LPL Financial eyes more M&A halfway through NPH onboarding
LPL Financial expects to add about 2,000 new advisors and up to $75 billion in new client assets stemming from the acquisition that has roiled the independent broker-dealer space.
The buyer of National Planning Holdings' assets doesn't plan to stop at just one massive purchase, though.
The nation’s largest IBD added 953 advisors with $34.2 billion in client assets in the fourth quarter after acquiring NPH's assets, the firm said this week. CEO Dan Arnold predicts the second wave of the transition will bring about 1,000 more new advisors in the next quarter.
Earnings jumped 54% year-over-year to $64.1 million, almost double analysts' expectations of $32.8 million. Its client assets also surged 21% to $615 billion. However, LPL paid $64 million for ex-NPH advisors’ onboarding and transitional expenses, with up to $96 million more slated for 2018.
About $15 billion in advisory assets of NPH's total $120 billion in client assets remains off LPL's platform with other custodians or in outside turnkey asset management programs. Additionally, rivals grabbed hundreds of NPH advisors with at least $18 billion in client assets after the deal.
In fact, LPL estimates around 1,200 advisors from NPH’s four IBDs will end up at other firms, Arnold and CFO Matt Audette told analysts on an earnings call. The fact that the firm expects it will retain 70% of NPH’s production with just 62% of its 3,200 advisors shows the quality of the advisors LPL is onboarding, Audette argued.
LPL is also leaving the door open to future acquisitions in the second half of the year, since the firm continues to see the industry as ripe for consolidation, Arnold said.
“M&A can drive meaningful long-term value and complement organic growth,” he said. “Our work with NPH reinforced this view. So while we are focused on smoothly onboarding NPH now, we are also positioned to take advantage of future opportunities as they arise.”
The firm’s headcount grew to 15,210 advisors in the fourth quarter, up 6% from the year-ago period. Ex-NPH advisors will push LPL’s headcount beyond that of the largest wirehouse, Morgan Stanley, if the firm keeps up its projected pace.
At the same time, LPL has also changed its RIA policies, which experts say could hurt its recruiting and retention. The firm slashed fees on its corporate platform at the start of the year, but new advisors must place at least $50 million with the corporate RIA before joining any hybrid RIAs.
On the strength of the NPH advisors, the corporate platform added $11.1 billion in net new advisory assets in the fourth quarter, compared to $2.9 billion to the hybrid side. The incoming advisors brought $26.6 billion in brokerage assets and $7.7 billion in advisory assets.

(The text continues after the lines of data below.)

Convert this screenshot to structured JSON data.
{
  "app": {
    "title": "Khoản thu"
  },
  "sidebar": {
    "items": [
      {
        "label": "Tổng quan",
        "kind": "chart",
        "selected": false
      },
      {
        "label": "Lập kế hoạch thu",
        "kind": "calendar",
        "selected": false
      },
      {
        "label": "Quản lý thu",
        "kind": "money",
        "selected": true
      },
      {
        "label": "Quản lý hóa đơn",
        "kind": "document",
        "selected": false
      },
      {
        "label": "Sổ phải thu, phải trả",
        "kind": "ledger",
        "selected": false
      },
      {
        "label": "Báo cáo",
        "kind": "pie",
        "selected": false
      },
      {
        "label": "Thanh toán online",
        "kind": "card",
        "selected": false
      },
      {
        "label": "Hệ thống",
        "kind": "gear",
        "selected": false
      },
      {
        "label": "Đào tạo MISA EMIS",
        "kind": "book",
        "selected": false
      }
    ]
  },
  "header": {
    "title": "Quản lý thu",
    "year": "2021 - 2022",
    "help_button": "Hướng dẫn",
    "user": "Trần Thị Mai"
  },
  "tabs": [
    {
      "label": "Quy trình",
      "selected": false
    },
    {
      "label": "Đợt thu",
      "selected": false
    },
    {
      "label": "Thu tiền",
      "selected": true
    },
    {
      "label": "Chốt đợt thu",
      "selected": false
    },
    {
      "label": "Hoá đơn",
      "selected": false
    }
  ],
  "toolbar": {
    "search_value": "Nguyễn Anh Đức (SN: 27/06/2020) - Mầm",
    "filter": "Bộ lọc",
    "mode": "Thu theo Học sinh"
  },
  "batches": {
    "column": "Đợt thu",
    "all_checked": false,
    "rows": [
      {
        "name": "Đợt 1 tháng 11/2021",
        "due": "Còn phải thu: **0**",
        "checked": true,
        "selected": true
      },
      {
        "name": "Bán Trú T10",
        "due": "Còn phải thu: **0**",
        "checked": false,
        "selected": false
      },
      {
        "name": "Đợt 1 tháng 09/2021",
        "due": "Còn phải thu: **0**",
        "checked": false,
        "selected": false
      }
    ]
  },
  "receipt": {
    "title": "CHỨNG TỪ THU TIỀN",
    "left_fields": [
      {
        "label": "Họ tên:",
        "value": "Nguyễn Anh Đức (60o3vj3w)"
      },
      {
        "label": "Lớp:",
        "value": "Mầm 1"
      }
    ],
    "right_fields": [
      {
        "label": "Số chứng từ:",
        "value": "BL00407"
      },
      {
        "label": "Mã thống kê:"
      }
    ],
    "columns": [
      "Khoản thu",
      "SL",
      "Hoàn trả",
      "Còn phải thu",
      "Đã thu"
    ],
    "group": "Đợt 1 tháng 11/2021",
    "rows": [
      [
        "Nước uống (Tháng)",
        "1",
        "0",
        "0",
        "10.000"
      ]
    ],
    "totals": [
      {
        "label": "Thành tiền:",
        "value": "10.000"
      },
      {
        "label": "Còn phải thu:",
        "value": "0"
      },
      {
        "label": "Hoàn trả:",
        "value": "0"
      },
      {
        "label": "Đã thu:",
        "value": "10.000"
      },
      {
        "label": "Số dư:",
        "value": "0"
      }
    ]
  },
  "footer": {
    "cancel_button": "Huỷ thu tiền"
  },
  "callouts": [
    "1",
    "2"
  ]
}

About $7.2 billion of the advisory assets went to the corporate platform, which the firm refers to as “centrally-managed advisory assets.” The lower fees for the corporate RIA will cost LPL $3 million each quarter, but the additional assets coming in will offset the expense, according to Audette.
LPL unveiled the new policies in November, and its hybrid platform still grew faster than the corporate one in 2017. Assets under management at the firm’s hybrid RIAs grew 34% to $113 billion for the year, compared to the corporate RIA’s 20% gain to $160 billion.
Lower fees on the corporate RIA, along with new capabilities, have been received favorably by existing and prospective LPL advisors, Arnold said. He stressed that the changes are too recent to form judgments from the asset levels, noting he could only judge the initial reactions of advisors.
“Based on that dialogue, we feel that we’re on the right course and right trajectory with that,” Arnold said. “At the same time, we’ve got to continue to ensure that our hybrid program is competitive, and we will continue to invest in that hybrid program.”
The firm earned 69 cents per share on revenue of $403.2 million, up 50% from 46 cents per share during the year-ago period. LPL’s stock price rose almost 4% to $63 per share in after-hours trading after the earnings far outpaced analysts’ estimate of 35 cents per share.